A lottery is a form of gambling wherein people buy tickets for the chance to win a prize. It’s a popular activity in the United States and some other countries. People spend millions of dollars on the tickets each year, and it is one of the most common forms of gambling in America. However, many questions remain as to how much money is actually won and whether the lottery is a waste of money. Some people argue that the lottery is a good source of revenue for state governments. Others say that lotteries can create a false sense of wealth for the participants, which can be dangerous. While it is true that the winnings of a lottery are usually taxed, there are ways to minimize the taxes. The most important thing to remember is that the chances of winning the lottery are very small. The odds of winning are 1 in over 100 million.
In addition to the monetary prizes, there are often non-monetary benefits that come from participating in a lottery. These can include things like the pleasure and excitement of winning, or the social interaction and the opportunity to meet new people. For some people, these benefits can outweigh the disutility of a monetary loss and make the purchase a rational choice. This is why it is very important to set a budget before buying tickets. You should never use your rent or grocery money to buy tickets.
Most people that play the lottery believe that they have a strategy for picking their numbers. For example, some players choose numbers that are close together or have sentimental value to them. Others may stick to a number sequence that has won before. While playing a lucky number can help increase your chances of winning, it is important to keep in mind that the lottery is a game of chance and that every ticket has an equal probability of being drawn.
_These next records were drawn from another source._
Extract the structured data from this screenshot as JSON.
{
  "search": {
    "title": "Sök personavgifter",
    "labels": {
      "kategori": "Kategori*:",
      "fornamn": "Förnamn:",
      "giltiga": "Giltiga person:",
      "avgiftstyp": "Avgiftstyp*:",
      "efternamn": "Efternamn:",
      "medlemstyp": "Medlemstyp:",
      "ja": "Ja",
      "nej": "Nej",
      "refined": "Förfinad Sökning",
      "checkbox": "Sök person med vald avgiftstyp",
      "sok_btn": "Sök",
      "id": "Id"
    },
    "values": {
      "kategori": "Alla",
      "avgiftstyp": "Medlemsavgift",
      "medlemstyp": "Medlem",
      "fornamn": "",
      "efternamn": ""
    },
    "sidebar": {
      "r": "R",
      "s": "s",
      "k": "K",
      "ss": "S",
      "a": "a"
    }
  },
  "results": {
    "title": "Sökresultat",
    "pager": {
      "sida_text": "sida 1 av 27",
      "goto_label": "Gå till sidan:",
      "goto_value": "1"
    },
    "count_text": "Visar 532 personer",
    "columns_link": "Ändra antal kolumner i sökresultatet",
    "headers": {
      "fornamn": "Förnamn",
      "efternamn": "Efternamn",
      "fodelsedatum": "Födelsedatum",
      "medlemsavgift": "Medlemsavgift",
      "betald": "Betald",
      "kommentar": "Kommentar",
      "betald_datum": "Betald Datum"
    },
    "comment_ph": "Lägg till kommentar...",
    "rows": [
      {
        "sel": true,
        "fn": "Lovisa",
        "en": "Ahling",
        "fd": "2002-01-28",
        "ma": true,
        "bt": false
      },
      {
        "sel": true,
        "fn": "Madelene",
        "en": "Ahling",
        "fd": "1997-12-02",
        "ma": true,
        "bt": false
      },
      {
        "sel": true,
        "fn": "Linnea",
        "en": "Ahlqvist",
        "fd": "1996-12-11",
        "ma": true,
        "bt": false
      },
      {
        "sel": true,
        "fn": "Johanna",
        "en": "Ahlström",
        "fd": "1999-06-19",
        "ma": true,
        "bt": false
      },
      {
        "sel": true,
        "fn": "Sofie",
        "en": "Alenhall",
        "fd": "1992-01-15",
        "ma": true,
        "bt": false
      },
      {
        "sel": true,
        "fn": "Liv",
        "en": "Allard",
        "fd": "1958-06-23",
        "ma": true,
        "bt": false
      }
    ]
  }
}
Lottery is a common source of funds for government projects, including schools and hospitals. In the past, lottery games were even used by Congress to raise funds for the Revolutionary War. While these attempts were ultimately unsuccessful, state lotteries continued to grow in popularity. In the 1800s, private lotteries were also common in the United States. They helped fund the construction of colleges such as Harvard, Dartmouth, Yale, King’s College (now Columbia), and William and Mary.
Although most people do not consider the purchase of a lottery ticket to be a waste of money, the truth is that it is very rare for anyone to actually win the lottery. In the event that a person does win, it will often involve huge tax implications that can significantly reduce the amount of the winnings. In some cases, a winning ticket can be worth up to half of the total prize.
Although most people do not understand it, the lottery is a complex game of probability. Some people have a much higher likelihood of winning than others, but the odds of winning are still relatively low. This is why it is important to research the different types of lottery games before deciding to purchase a ticket.